Everything You Never Knew You Wanted to Know About Berlin
What a day! In 1837 somebody was very busy making Tempelhofer Vorstadt bigger, better and properly labelled.
So little time and so many new streets to name! On April 20th that year the following receive, if only temporary, monickers: Kleine Parkstrasse, Tempelhofer Strasse (until 1864; then Belle-Alliance-Strasse, Franz-Mehring-Strasse and today Mehringdamm), Platz am Halleschen Tor (since 7.04.1884 Blücherplatz) and Weinsberg is re-named into much more familiar sounding Bergmannstrasse (more about it on Bergmanstrasse Blog behind this link).
You do not know Kleine Parkstrasse? And no wonder. Unlike so many other magical places in Kreuzberg it is still there but no longer as an independent urban map entity. Plus access to it is slightly restricted. Which basically means that a healthy amount of chutzpah and an ability to smile up to your forehead is going to take you down its path pretty smoothly.
It is not going to take you far, though. Today this little street is nothing but a lane running parallel to Methfesselstrasse and into Viktoria Park. Or that is where it originally used to head for – from the opening between two houses in Kreuzbergstrasse (Numbers 77 and 78), right here:
right – albeit in a gently meandering manner – towards the Nationaldenkmal and then down the slope.

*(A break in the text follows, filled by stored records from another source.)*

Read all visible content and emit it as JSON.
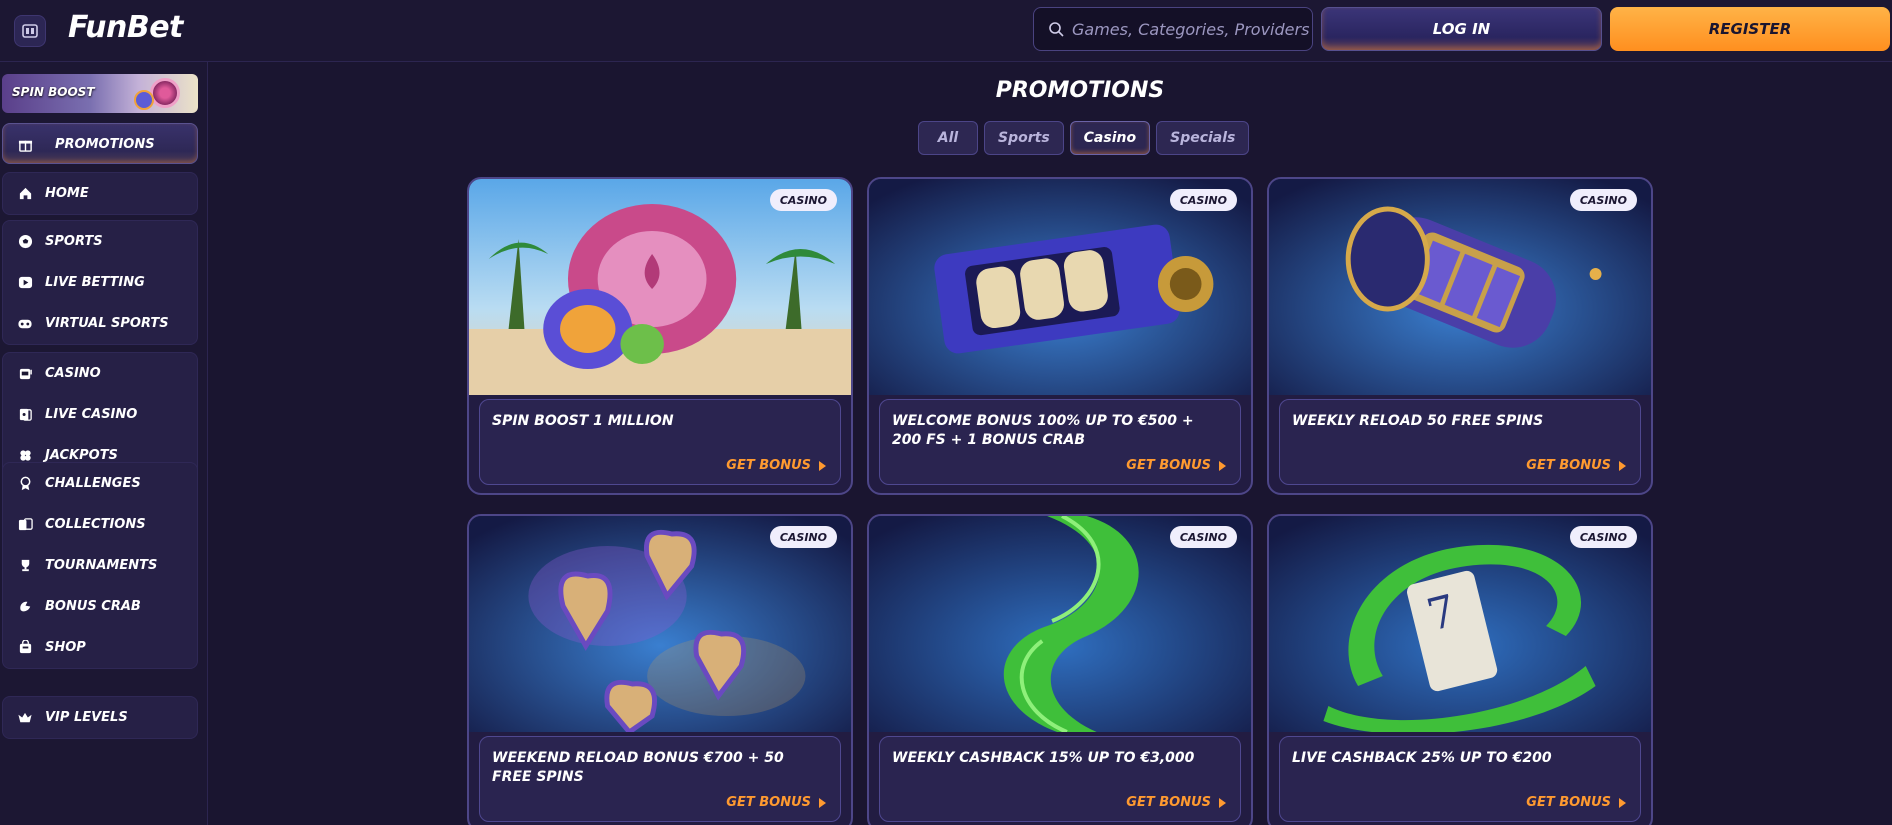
{
  "brand": {
    "logo_text": "FunBet"
  },
  "header": {
    "search_placeholder": "Games, Categories, Providers",
    "login_label": "LOG IN",
    "register_label": "REGISTER"
  },
  "sidebar": {
    "spin_boost_label": "SPIN BOOST",
    "promotions_label": "PROMOTIONS",
    "home_label": "HOME",
    "sports_group": [
      "SPORTS",
      "LIVE BETTING",
      "VIRTUAL SPORTS"
    ],
    "casino_group": [
      "CASINO",
      "LIVE CASINO",
      "JACKPOTS"
    ],
    "extras_group": [
      "CHALLENGES",
      "COLLECTIONS",
      "TOURNAMENTS",
      "BONUS CRAB",
      "SHOP"
    ],
    "vip_label": "VIP LEVELS"
  },
  "main": {
    "title": "PROMOTIONS",
    "filters": [
      "All",
      "Sports",
      "Casino",
      "Specials"
    ],
    "active_filter": "Casino"
  },
  "cards": [
    {
      "badge": "CASINO",
      "title": "SPIN BOOST 1 MILLION",
      "cta": "GET BONUS"
    },
    {
      "badge": "CASINO",
      "title": "WELCOME BONUS 100% UP TO €500 + 200 FS + 1 BONUS CRAB",
      "cta": "GET BONUS"
    },
    {
      "badge": "CASINO",
      "title": "WEEKLY RELOAD 50 FREE SPINS",
      "cta": "GET BONUS"
    },
    {
      "badge": "CASINO",
      "title": "WEEKEND RELOAD BONUS €700 + 50 FREE SPINS",
      "cta": "GET BONUS"
    },
    {
      "badge": "CASINO",
      "title": "WEEKLY CASHBACK 15% UP TO €3,000",
      "cta": "GET BONUS"
    },
    {
      "badge": "CASINO",
      "title": "LIVE CASHBACK 25% UP TO €200",
      "cta": "GET BONUS"
    }
  ],
  "colors": {
    "accent_orange": "#ff9a30",
    "background": "#1a1530",
    "panel": "#262046"
  }
}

A closer look into the street presents a fantastic long-time-gone aura the place still has (and those must be the most narrow pavements in town):
The street was built to provide easy and comfortable access to the Villenkolonie (actually a summer house colony) on the side of Tempelhofer Berg or, as it was known by 1837, Kreuzberg. The houses that lined it are all gone, including a beautiful park restaurant of Viktoria Terassen, which used to stand where organically cultivated flowers and Kreuzberger grapevine are growing today to the glory and pecuniary profit of Hofgrün Berlin. If it had not been destroyed by the slave workers building an underground system of bunkers and tunnels under Kreuzberg for Organisation Todt, Kleine Parkstrasse today would be crossing the western end of the garden of the Kita am Park in Methfesselstrasse, take a graceful turn to the right more less where the park lane off Methfesselstrasse still does, and then slowly tumble down the hill towards Kreuzbergstrasse, only to vanish among the trees somewhere right before reaching it.
Kleine Parkstrasse might have been an official street with proper numbers and real-life residents but Berliner Adressbücher surprised me by not mentioning its name between 1838 (if the street was given the name in 1837 it makes no sense to start looking for it there before the next edition of the Adressbuch was published a year later) and 1915 at all. Neither did I find it under Parkstrasse (Kleine), Lichterfeldstrasse (now Methfesselstrasse, mentioned already on this blog here), Kreuzbergstrasse, Kreuzberg or Viktoria Park (those would be available possibilities). First in 1935 is there an entry for the street, albeit an indirect one: in order to find it, it´s necessary to know that the last owner of the Victoria Terrassen was one Fritz Lang.
The historic postcard presenting Viktoria Terrassen, with a picture taken somewhere around 1935-36 shows on the reverse the following address:
You see why it might be confusing…
Nevertheless, were Victoria Terrassen still there, it is quite certain where most of Kreuzbergers would be heading for on those warm summer evenings in July. Who knows? Maybe if on a July evening in the park you listen very very hard, you might still be able to hear the clinking of the glasses and the sound of the heels clicking on the cobble stones of Kleine Parkstrasse? And that without excessive intake of alcoholic beverages from Berlin´s finest breweries beforehand…